Ninth Circuit Holds Fifth Amendment Privilege Inapplicable to Subpoena for Foreign Bank Records Required under Bank Secrecy Act
In In re Grand Jury Investigation M.H. v. United States, 648 F.3d 1067 (9thCir.2011), the Ninth Circuit held that foreign bank account records required to be kept under the Bank Secrecy Act (“BSA”) fall within the Required Records Doctrine, thus rendering the Fifth Amendment privilege against self-incrimination inapplicable to a subpoena for these records.
M.H. was the target of a grand jury investigation seeking to determine whether he used secret Swiss bank accounts to evade federal taxes. The grand jury issued a subpoena to M.H. for the production of records relating to his offshore banking activity that were required to be kept under the BSA. M.H. refused to comply, arguing that if he provided the requested information, he risked incriminating himself in violation of his Fifth Amendment privilege. The district court granted the government’s motion to compel after concluding that the requested records fell within the Required Records Doctrine and, therefore, the Fifth Amendment was inapplicable. When M.H. again refused to comply, the court held him in contempt, but stayed the contempt order pending appeal.
The Ninth Circuit affirmed the district court’s contempt order. Relying on Shapiro v. United States, 335 U.S. 1 (1948), the court reasoned that, under the Required Records Doctrine, the Fifth Amendment privilege does not extend to records required to be kept as a result of an individual’s voluntary participation in a regulated activity. The court noted that the Required Records Doctrine applies if “(1) the purpose of the government’s inquiry is regulatory, not criminal; (2) the information requested is contained in documents of a kind the regulated party customarily keeps; and (3) the records have public aspects.” In re Grand Jury Investigation M.H., 648 F.3d at 1072 (citation omitted).
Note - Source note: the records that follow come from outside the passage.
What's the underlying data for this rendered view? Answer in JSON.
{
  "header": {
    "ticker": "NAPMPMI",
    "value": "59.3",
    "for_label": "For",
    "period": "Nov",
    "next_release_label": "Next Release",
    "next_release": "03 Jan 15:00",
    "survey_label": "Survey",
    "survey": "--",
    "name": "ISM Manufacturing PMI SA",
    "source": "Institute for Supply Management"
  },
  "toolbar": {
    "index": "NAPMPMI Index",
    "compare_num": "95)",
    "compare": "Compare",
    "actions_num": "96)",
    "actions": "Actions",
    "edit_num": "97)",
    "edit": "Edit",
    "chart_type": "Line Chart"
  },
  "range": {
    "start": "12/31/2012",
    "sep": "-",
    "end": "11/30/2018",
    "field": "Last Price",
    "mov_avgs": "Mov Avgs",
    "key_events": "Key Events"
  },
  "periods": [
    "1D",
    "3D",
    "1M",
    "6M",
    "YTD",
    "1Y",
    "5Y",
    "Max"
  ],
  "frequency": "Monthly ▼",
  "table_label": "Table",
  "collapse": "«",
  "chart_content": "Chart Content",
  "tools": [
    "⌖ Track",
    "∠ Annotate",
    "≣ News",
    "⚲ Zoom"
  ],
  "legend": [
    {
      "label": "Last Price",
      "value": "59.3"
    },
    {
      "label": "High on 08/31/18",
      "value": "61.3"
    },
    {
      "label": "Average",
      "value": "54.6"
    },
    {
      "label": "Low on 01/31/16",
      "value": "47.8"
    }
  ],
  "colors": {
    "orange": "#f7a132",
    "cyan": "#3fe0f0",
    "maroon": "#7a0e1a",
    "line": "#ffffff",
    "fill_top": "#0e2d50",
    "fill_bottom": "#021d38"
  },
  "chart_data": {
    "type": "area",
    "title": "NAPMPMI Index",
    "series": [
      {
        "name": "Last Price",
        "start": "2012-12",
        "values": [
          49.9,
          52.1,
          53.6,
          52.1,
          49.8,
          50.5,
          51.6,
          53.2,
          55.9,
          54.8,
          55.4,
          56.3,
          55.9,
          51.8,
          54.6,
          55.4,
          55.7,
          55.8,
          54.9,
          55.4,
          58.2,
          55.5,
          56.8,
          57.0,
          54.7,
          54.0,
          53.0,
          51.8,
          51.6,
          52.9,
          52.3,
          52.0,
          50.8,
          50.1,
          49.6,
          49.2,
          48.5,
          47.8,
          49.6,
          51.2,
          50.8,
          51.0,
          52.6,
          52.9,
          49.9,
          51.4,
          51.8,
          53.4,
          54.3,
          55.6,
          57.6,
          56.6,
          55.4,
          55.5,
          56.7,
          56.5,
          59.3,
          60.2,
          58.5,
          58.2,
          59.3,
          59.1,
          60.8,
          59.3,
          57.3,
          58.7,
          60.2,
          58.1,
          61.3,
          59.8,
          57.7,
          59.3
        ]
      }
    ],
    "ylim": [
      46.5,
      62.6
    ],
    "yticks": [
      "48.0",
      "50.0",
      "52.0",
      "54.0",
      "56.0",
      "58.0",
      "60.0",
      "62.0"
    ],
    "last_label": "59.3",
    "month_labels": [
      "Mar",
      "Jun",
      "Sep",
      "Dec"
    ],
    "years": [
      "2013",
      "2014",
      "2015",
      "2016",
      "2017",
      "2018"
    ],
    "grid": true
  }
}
In this case, the court first determined that the purpose of the BSA record-keeping requirements is regulatory, not criminal, because having an offshore account is not inherently illegal. Second, the court noted that the records at issue consisted of basic account information that bank customers would customarily keep in order to access their foreign bank accounts and to report the information to the IRS. Third, the records had public aspects because they were required in furtherance of a valid regulatory scheme. Accordingly, the court concluded the Required Records Doctrine applied, and M.H. could not invoke the Fifth Amendment privilege to resist compliance with the subpoena.